(Extracted records begins)
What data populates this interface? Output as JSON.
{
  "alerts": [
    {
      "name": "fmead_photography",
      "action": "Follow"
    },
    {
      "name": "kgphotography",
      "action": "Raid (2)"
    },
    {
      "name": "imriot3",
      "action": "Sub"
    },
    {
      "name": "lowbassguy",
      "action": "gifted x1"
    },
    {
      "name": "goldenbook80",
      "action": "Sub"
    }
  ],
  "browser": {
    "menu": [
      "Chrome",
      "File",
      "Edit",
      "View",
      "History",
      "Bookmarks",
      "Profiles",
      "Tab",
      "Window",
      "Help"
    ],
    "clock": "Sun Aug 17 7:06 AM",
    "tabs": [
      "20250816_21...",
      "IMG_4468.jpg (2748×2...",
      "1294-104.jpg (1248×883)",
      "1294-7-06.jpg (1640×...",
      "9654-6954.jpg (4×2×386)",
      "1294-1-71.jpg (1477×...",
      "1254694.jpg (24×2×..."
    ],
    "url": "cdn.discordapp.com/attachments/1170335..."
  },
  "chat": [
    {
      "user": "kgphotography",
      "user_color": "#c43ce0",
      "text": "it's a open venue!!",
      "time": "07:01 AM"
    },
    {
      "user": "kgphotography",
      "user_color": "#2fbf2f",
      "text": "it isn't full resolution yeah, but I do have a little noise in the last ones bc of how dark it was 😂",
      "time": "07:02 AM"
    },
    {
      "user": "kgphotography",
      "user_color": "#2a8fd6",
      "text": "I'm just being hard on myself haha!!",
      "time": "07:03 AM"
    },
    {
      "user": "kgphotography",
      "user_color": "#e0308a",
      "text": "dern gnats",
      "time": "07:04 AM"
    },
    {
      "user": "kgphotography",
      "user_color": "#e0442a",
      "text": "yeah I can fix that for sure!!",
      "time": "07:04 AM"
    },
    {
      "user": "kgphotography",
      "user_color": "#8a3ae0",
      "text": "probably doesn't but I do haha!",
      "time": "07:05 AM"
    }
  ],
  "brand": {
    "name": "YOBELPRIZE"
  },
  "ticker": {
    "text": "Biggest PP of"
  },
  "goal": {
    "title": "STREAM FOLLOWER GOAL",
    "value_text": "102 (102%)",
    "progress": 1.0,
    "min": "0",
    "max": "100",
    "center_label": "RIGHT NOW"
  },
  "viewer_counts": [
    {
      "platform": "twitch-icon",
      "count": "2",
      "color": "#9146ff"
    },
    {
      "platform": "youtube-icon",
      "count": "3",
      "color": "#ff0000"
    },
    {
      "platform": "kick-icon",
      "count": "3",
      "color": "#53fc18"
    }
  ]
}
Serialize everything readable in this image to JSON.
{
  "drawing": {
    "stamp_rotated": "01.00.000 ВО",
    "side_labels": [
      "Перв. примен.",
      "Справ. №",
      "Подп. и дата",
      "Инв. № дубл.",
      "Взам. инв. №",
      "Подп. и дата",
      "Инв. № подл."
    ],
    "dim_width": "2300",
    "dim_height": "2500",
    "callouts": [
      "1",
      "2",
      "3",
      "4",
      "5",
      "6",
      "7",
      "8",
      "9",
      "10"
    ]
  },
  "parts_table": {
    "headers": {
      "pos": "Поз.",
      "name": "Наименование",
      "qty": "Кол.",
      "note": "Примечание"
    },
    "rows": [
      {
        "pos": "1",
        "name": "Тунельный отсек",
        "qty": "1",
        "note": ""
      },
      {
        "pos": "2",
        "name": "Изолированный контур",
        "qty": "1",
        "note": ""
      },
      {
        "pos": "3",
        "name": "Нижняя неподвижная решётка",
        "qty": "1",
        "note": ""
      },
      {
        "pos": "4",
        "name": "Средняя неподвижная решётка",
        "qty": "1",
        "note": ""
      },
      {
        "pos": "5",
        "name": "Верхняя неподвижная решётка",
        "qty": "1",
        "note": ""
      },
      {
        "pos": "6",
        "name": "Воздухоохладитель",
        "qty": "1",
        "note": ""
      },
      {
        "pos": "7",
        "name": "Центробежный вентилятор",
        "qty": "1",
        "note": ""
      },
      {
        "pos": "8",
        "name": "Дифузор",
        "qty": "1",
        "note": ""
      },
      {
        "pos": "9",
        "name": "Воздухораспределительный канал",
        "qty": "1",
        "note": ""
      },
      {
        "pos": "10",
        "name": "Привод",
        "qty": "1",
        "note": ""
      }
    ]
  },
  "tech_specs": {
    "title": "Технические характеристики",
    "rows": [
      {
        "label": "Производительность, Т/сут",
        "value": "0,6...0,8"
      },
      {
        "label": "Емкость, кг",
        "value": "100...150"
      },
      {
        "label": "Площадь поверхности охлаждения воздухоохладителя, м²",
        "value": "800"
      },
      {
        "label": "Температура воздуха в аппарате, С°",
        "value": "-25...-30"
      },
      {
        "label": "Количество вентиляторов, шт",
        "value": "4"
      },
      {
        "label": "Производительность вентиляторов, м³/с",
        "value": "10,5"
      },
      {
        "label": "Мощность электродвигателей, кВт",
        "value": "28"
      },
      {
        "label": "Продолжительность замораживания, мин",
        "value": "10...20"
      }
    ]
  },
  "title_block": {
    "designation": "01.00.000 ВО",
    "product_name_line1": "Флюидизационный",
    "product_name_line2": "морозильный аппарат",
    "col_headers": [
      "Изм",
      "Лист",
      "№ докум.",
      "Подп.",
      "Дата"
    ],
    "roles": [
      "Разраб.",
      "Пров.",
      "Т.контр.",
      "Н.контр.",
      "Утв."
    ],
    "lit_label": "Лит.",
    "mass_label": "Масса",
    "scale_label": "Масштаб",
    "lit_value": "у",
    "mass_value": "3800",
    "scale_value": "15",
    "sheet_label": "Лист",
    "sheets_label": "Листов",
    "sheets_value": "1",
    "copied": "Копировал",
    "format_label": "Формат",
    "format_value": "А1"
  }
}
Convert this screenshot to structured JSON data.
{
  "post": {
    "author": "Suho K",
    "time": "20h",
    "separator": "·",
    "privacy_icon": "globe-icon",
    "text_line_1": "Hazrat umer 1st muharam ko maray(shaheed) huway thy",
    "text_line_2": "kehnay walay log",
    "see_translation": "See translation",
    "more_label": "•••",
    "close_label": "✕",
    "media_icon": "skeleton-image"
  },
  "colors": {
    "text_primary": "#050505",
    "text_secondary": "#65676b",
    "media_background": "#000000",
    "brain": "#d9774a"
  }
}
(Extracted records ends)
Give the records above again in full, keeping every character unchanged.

What data populates this interface? Output as JSON.
{
  "alerts": [
    {
      "name": "fmead_photography",
      "action": "Follow"
    },
    {
      "name": "kgphotography",
      "action": "Raid (2)"
    },
    {
      "name": "imriot3",
      "action": "Sub"
    },
    {
      "name": "lowbassguy",
      "action": "gifted x1"
    },
    {
      "name": "goldenbook80",
      "action": "Sub"
    }
  ],
  "browser": {
    "menu": [
      "Chrome",
      "File",
      "Edit",
      "View",
      "History",
      "Bookmarks",
      "Profiles",
      "Tab",
      "Window",
      "Help"
    ],
    "clock": "Sun Aug 17 7:06 AM",
    "tabs": [
      "20250816_21...",
      "IMG_4468.jpg (2748×2...",
      "1294-104.jpg (1248×883)",
      "1294-7-06.jpg (1640×...",
      "9654-6954.jpg (4×2×386)",
      "1294-1-71.jpg (1477×...",
      "1254694.jpg (24×2×..."
    ],
    "url": "cdn.discordapp.com/attachments/1170335..."
  },
  "chat": [
    {
      "user": "kgphotography",
      "user_color": "#c43ce0",
      "text": "it's a open venue!!",
      "time": "07:01 AM"
    },
    {
      "user": "kgphotography",
      "user_color": "#2fbf2f",
      "text": "it isn't full resolution yeah, but I do have a little noise in the last ones bc of how dark it was 😂",
      "time": "07:02 AM"
    },
    {
      "user": "kgphotography",
      "user_color": "#2a8fd6",
      "text": "I'm just being hard on myself haha!!",
      "time": "07:03 AM"
    },
    {
      "user": "kgphotography",
      "user_color": "#e0308a",
      "text": "dern gnats",
      "time": "07:04 AM"
    },
    {
      "user": "kgphotography",
      "user_color": "#e0442a",
      "text": "yeah I can fix that for sure!!",
      "time": "07:04 AM"
    },
    {
      "user": "kgphotography",
      "user_color": "#8a3ae0",
      "text": "probably doesn't but I do haha!",
      "time": "07:05 AM"
    }
  ],
  "brand": {
    "name": "YOBELPRIZE"
  },
  "ticker": {
    "text": "Biggest PP of"
  },
  "goal": {
    "title": "STREAM FOLLOWER GOAL",
    "value_text": "102 (102%)",
    "progress": 1.0,
    "min": "0",
    "max": "100",
    "center_label": "RIGHT NOW"
  },
  "viewer_counts": [
    {
      "platform": "twitch-icon",
      "count": "2",
      "color": "#9146ff"
    },
    {
      "platform": "youtube-icon",
      "count": "3",
      "color": "#ff0000"
    },
    {
      "platform": "kick-icon",
      "count": "3",
      "color": "#53fc18"
    }
  ]
}
Serialize everything readable in this image to JSON.
{
  "drawing": {
    "stamp_rotated": "01.00.000 ВО",
    "side_labels": [
      "Перв. примен.",
      "Справ. №",
      "Подп. и дата",
      "Инв. № дубл.",
      "Взам. инв. №",
      "Подп. и дата",
      "Инв. № подл."
    ],
    "dim_width": "2300",
    "dim_height": "2500",
    "callouts": [
      "1",
      "2",
      "3",
      "4",
      "5",
      "6",
      "7",
      "8",
      "9",
      "10"
    ]
  },
  "parts_table": {
    "headers": {
      "pos": "Поз.",
      "name": "Наименование",
      "qty": "Кол.",
      "note": "Примечание"
    },
    "rows": [
      {
        "pos": "1",
        "name": "Тунельный отсек",
        "qty": "1",
        "note": ""
      },
      {
        "pos": "2",
        "name": "Изолированный контур",
        "qty": "1",
        "note": ""
      },
      {
        "pos": "3",
        "name": "Нижняя неподвижная решётка",
        "qty": "1",
        "note": ""
      },
      {
        "pos": "4",
        "name": "Средняя неподвижная решётка",
        "qty": "1",
        "note": ""
      },
      {
        "pos": "5",
        "name": "Верхняя неподвижная решётка",
        "qty": "1",
        "note": ""
      },
      {
        "pos": "6",
        "name": "Воздухоохладитель",
        "qty": "1",
        "note": ""
      },
      {
        "pos": "7",
        "name": "Центробежный вентилятор",
        "qty": "1",
        "note": ""
      },
      {
        "pos": "8",
        "name": "Дифузор",
        "qty": "1",
        "note": ""
      },
      {
        "pos": "9",
        "name": "Воздухораспределительный канал",
        "qty": "1",
        "note": ""
      },
      {
        "pos": "10",
        "name": "Привод",
        "qty": "1",
        "note": ""
      }
    ]
  },
  "tech_specs": {
    "title": "Технические характеристики",
    "rows": [
      {
        "label": "Производительность, Т/сут",
        "value": "0,6...0,8"
      },
      {
        "label": "Емкость, кг",
        "value": "100...150"
      },
      {
        "label": "Площадь поверхности охлаждения воздухоохладителя, м²",
        "value": "800"
      },
      {
        "label": "Температура воздуха в аппарате, С°",
        "value": "-25...-30"
      },
      {
        "label": "Количество вентиляторов, шт",
        "value": "4"
      },
      {
        "label": "Производительность вентиляторов, м³/с",
        "value": "10,5"
      },
      {
        "label": "Мощность электродвигателей, кВт",
        "value": "28"
      },
      {
        "label": "Продолжительность замораживания, мин",
        "value": "10...20"
      }
    ]
  },
  "title_block": {
    "designation": "01.00.000 ВО",
    "product_name_line1": "Флюидизационный",
    "product_name_line2": "морозильный аппарат",
    "col_headers": [
      "Изм",
      "Лист",
      "№ докум.",
      "Подп.",
      "Дата"
    ],
    "roles": [
      "Разраб.",
      "Пров.",
      "Т.контр.",
      "Н.контр.",
      "Утв."
    ],
    "lit_label": "Лит.",
    "mass_label": "Масса",
    "scale_label": "Масштаб",
    "lit_value": "у",
    "mass_value": "3800",
    "scale_value": "15",
    "sheet_label": "Лист",
    "sheets_label": "Листов",
    "sheets_value": "1",
    "copied": "Копировал",
    "format_label": "Формат",
    "format_value": "А1"
  }
}
Convert this screenshot to structured JSON data.
{
  "post": {
    "author": "Suho K",
    "time": "20h",
    "separator": "·",
    "privacy_icon": "globe-icon",
    "text_line_1": "Hazrat umer 1st muharam ko maray(shaheed) huway thy",
    "text_line_2": "kehnay walay log",
    "see_translation": "See translation",
    "more_label": "•••",
    "close_label": "✕",
    "media_icon": "skeleton-image"
  },
  "colors": {
    "text_primary": "#050505",
    "text_secondary": "#65676b",
    "media_background": "#000000",
    "brain": "#d9774a"
  }
}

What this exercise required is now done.